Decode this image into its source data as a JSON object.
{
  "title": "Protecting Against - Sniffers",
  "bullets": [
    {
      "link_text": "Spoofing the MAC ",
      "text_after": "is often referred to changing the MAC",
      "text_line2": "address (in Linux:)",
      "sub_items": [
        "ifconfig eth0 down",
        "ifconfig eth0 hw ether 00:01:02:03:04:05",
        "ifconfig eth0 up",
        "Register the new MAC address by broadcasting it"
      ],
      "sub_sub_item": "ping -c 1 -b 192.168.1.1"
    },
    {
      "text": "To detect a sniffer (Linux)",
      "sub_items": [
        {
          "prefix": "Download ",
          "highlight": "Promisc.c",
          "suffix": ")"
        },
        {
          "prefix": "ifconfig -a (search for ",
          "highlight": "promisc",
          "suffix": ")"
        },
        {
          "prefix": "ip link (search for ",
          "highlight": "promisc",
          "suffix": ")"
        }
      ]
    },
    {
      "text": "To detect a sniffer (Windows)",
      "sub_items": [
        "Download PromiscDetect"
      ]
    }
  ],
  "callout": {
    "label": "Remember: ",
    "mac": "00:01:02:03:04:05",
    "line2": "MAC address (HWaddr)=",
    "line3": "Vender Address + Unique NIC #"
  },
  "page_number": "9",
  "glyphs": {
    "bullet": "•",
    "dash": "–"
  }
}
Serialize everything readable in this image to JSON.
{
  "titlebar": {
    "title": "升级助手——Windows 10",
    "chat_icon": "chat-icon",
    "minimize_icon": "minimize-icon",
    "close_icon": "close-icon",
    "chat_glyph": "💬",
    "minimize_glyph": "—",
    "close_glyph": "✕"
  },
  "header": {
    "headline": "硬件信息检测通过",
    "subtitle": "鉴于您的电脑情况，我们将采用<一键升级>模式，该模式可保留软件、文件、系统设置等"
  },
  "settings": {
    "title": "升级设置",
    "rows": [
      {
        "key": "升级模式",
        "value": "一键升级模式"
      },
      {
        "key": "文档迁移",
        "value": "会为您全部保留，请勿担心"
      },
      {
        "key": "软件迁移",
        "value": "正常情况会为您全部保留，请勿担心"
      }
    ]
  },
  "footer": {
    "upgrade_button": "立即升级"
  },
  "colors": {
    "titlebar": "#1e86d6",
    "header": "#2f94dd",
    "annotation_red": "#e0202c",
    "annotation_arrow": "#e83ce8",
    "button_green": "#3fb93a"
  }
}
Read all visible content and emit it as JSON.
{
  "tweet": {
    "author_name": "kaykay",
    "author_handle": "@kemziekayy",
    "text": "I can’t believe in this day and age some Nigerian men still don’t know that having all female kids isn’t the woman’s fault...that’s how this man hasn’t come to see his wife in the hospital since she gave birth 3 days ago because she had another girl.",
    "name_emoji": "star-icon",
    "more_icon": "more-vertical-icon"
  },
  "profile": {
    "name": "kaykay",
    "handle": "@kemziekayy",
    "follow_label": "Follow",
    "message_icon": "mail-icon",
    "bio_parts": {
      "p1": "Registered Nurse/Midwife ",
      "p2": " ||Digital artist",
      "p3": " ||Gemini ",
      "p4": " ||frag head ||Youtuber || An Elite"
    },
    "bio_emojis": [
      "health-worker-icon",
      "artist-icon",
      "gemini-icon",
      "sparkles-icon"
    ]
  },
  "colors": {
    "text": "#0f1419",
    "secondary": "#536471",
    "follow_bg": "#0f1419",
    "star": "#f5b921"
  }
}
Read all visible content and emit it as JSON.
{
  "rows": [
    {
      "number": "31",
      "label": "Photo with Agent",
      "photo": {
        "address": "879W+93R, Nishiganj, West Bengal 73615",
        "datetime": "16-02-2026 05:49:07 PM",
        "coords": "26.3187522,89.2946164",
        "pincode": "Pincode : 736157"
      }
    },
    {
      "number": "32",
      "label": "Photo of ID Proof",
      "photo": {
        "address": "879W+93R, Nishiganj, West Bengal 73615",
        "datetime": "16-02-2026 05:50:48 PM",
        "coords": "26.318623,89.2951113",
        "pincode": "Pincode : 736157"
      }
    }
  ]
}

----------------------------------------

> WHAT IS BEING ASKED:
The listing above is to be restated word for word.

> ANSWER TO THIS EXERCISE:
Decode this image into its source data as a JSON object.
{
  "title": "Protecting Against - Sniffers",
  "bullets": [
    {
      "link_text": "Spoofing the MAC ",
      "text_after": "is often referred to changing the MAC",
      "text_line2": "address (in Linux:)",
      "sub_items": [
        "ifconfig eth0 down",
        "ifconfig eth0 hw ether 00:01:02:03:04:05",
        "ifconfig eth0 up",
        "Register the new MAC address by broadcasting it"
      ],
      "sub_sub_item": "ping -c 1 -b 192.168.1.1"
    },
    {
      "text": "To detect a sniffer (Linux)",
      "sub_items": [
        {
          "prefix": "Download ",
          "highlight": "Promisc.c",
          "suffix": ")"
        },
        {
          "prefix": "ifconfig -a (search for ",
          "highlight": "promisc",
          "suffix": ")"
        },
        {
          "prefix": "ip link (search for ",
          "highlight": "promisc",
          "suffix": ")"
        }
      ]
    },
    {
      "text": "To detect a sniffer (Windows)",
      "sub_items": [
        "Download PromiscDetect"
      ]
    }
  ],
  "callout": {
    "label": "Remember: ",
    "mac": "00:01:02:03:04:05",
    "line2": "MAC address (HWaddr)=",
    "line3": "Vender Address + Unique NIC #"
  },
  "page_number": "9",
  "glyphs": {
    "bullet": "•",
    "dash": "–"
  }
}
Serialize everything readable in this image to JSON.
{
  "titlebar": {
    "title": "升级助手——Windows 10",
    "chat_icon": "chat-icon",
    "minimize_icon": "minimize-icon",
    "close_icon": "close-icon",
    "chat_glyph": "💬",
    "minimize_glyph": "—",
    "close_glyph": "✕"
  },
  "header": {
    "headline": "硬件信息检测通过",
    "subtitle": "鉴于您的电脑情况，我们将采用<一键升级>模式，该模式可保留软件、文件、系统设置等"
  },
  "settings": {
    "title": "升级设置",
    "rows": [
      {
        "key": "升级模式",
        "value": "一键升级模式"
      },
      {
        "key": "文档迁移",
        "value": "会为您全部保留，请勿担心"
      },
      {
        "key": "软件迁移",
        "value": "正常情况会为您全部保留，请勿担心"
      }
    ]
  },
  "footer": {
    "upgrade_button": "立即升级"
  },
  "colors": {
    "titlebar": "#1e86d6",
    "header": "#2f94dd",
    "annotation_red": "#e0202c",
    "annotation_arrow": "#e83ce8",
    "button_green": "#3fb93a"
  }
}
Read all visible content and emit it as JSON.
{
  "tweet": {
    "author_name": "kaykay",
    "author_handle": "@kemziekayy",
    "text": "I can’t believe in this day and age some Nigerian men still don’t know that having all female kids isn’t the woman’s fault...that’s how this man hasn’t come to see his wife in the hospital since she gave birth 3 days ago because she had another girl.",
    "name_emoji": "star-icon",
    "more_icon": "more-vertical-icon"
  },
  "profile": {
    "name": "kaykay",
    "handle": "@kemziekayy",
    "follow_label": "Follow",
    "message_icon": "mail-icon",
    "bio_parts": {
      "p1": "Registered Nurse/Midwife ",
      "p2": " ||Digital artist",
      "p3": " ||Gemini ",
      "p4": " ||frag head ||Youtuber || An Elite"
    },
    "bio_emojis": [
      "health-worker-icon",
      "artist-icon",
      "gemini-icon",
      "sparkles-icon"
    ]
  },
  "colors": {
    "text": "#0f1419",
    "secondary": "#536471",
    "follow_bg": "#0f1419",
    "star": "#f5b921"
  }
}
Read all visible content and emit it as JSON.
{
  "rows": [
    {
      "number": "31",
      "label": "Photo with Agent",
      "photo": {
        "address": "879W+93R, Nishiganj, West Bengal 73615",
        "datetime": "16-02-2026 05:49:07 PM",
        "coords": "26.3187522,89.2946164",
        "pincode": "Pincode : 736157"
      }
    },
    {
      "number": "32",
      "label": "Photo of ID Proof",
      "photo": {
        "address": "879W+93R, Nishiganj, West Bengal 73615",
        "datetime": "16-02-2026 05:50:48 PM",
        "coords": "26.318623,89.2951113",
        "pincode": "Pincode : 736157"
      }
    }
  ]
}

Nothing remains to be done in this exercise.